--- Problem ---
Exact duplicates of all the records are needed.

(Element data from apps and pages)
-*-*-

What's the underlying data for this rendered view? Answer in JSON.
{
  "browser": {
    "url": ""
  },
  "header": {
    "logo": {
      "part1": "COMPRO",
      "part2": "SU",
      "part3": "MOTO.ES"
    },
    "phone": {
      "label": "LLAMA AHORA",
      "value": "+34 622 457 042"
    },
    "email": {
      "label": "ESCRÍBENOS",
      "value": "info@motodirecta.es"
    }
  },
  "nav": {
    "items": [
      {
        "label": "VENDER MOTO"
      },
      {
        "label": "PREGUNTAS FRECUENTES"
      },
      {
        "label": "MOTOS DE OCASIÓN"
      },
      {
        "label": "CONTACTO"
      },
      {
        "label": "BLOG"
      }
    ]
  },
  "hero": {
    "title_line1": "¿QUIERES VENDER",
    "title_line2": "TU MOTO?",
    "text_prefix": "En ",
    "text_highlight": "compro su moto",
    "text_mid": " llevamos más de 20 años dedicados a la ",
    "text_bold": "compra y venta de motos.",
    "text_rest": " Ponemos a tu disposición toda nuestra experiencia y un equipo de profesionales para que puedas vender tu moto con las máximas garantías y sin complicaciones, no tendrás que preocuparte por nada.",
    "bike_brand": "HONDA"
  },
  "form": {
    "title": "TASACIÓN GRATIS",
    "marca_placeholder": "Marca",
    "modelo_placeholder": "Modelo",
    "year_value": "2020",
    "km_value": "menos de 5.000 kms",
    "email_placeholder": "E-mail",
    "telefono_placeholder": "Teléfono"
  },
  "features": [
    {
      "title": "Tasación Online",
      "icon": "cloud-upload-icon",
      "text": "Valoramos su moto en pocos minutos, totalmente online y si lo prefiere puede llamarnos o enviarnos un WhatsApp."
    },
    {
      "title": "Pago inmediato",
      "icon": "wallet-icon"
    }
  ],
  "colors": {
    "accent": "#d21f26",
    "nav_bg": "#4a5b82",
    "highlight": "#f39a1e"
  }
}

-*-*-

--- Answer to this task ---
What's the underlying data for this rendered view? Answer in JSON.
{
  "browser": {
    "url": ""
  },
  "header": {
    "logo": {
      "part1": "COMPRO",
      "part2": "SU",
      "part3": "MOTO.ES"
    },
    "phone": {
      "label": "LLAMA AHORA",
      "value": "+34 622 457 042"
    },
    "email": {
      "label": "ESCRÍBENOS",
      "value": "info@motodirecta.es"
    }
  },
  "nav": {
    "items": [
      {
        "label": "VENDER MOTO"
      },
      {
        "label": "PREGUNTAS FRECUENTES"
      },
      {
        "label": "MOTOS DE OCASIÓN"
      },
      {
        "label": "CONTACTO"
      },
      {
        "label": "BLOG"
      }
    ]
  },
  "hero": {
    "title_line1": "¿QUIERES VENDER",
    "title_line2": "TU MOTO?",
    "text_prefix": "En ",
    "text_highlight": "compro su moto",
    "text_mid": " llevamos más de 20 años dedicados a la ",
    "text_bold": "compra y venta de motos.",
    "text_rest": " Ponemos a tu disposición toda nuestra experiencia y un equipo de profesionales para que puedas vender tu moto con las máximas garantías y sin complicaciones, no tendrás que preocuparte por nada.",
    "bike_brand": "HONDA"
  },
  "form": {
    "title": "TASACIÓN GRATIS",
    "marca_placeholder": "Marca",
    "modelo_placeholder": "Modelo",
    "year_value": "2020",
    "km_value": "menos de 5.000 kms",
    "email_placeholder": "E-mail",
    "telefono_placeholder": "Teléfono"
  },
  "features": [
    {
      "title": "Tasación Online",
      "icon": "cloud-upload-icon",
      "text": "Valoramos su moto en pocos minutos, totalmente online y si lo prefiere puede llamarnos o enviarnos un WhatsApp."
    },
    {
      "title": "Pago inmediato",
      "icon": "wallet-icon"
    }
  ],
  "colors": {
    "accent": "#d21f26",
    "nav_bg": "#4a5b82",
    "highlight": "#f39a1e"
  }
}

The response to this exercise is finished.